**EXERCISE INSTRUCTIONS:** Extract all of the entries and set them down verbatim.

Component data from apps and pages
=== Begin Enclosure ===
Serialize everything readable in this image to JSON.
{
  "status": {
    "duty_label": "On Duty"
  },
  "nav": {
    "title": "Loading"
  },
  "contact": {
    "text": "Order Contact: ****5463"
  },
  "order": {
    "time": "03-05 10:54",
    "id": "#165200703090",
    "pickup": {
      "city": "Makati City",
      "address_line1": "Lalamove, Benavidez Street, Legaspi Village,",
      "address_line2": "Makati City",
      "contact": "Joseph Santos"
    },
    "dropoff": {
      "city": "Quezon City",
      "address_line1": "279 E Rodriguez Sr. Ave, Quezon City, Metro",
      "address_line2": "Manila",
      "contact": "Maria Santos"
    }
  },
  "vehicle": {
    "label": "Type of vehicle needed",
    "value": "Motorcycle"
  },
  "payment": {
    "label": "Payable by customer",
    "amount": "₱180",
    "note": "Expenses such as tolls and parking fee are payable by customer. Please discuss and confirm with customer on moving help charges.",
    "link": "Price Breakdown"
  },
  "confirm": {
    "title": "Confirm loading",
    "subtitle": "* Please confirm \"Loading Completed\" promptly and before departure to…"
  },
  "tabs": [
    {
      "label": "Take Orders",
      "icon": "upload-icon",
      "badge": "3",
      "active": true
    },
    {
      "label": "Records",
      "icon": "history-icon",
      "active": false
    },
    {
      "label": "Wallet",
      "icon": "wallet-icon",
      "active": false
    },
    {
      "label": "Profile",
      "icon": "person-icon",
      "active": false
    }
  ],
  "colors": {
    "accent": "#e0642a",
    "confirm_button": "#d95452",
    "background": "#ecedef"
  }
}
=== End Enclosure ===
**REPLY TO THE EXERCISE:**
Serialize everything readable in this image to JSON.
{
  "status": {
    "duty_label": "On Duty"
  },
  "nav": {
    "title": "Loading"
  },
  "contact": {
    "text": "Order Contact: ****5463"
  },
  "order": {
    "time": "03-05 10:54",
    "id": "#165200703090",
    "pickup": {
      "city": "Makati City",
      "address_line1": "Lalamove, Benavidez Street, Legaspi Village,",
      "address_line2": "Makati City",
      "contact": "Joseph Santos"
    },
    "dropoff": {
      "city": "Quezon City",
      "address_line1": "279 E Rodriguez Sr. Ave, Quezon City, Metro",
      "address_line2": "Manila",
      "contact": "Maria Santos"
    }
  },
  "vehicle": {
    "label": "Type of vehicle needed",
    "value": "Motorcycle"
  },
  "payment": {
    "label": "Payable by customer",
    "amount": "₱180",
    "note": "Expenses such as tolls and parking fee are payable by customer. Please discuss and confirm with customer on moving help charges.",
    "link": "Price Breakdown"
  },
  "confirm": {
    "title": "Confirm loading",
    "subtitle": "* Please confirm \"Loading Completed\" promptly and before departure to…"
  },
  "tabs": [
    {
      "label": "Take Orders",
      "icon": "upload-icon",
      "badge": "3",
      "active": true
    },
    {
      "label": "Records",
      "icon": "history-icon",
      "active": false
    },
    {
      "label": "Wallet",
      "icon": "wallet-icon",
      "active": false
    },
    {
      "label": "Profile",
      "icon": "person-icon",
      "active": false
    }
  ],
  "colors": {
    "accent": "#e0642a",
    "confirm_button": "#d95452",
    "background": "#ecedef"
  }
}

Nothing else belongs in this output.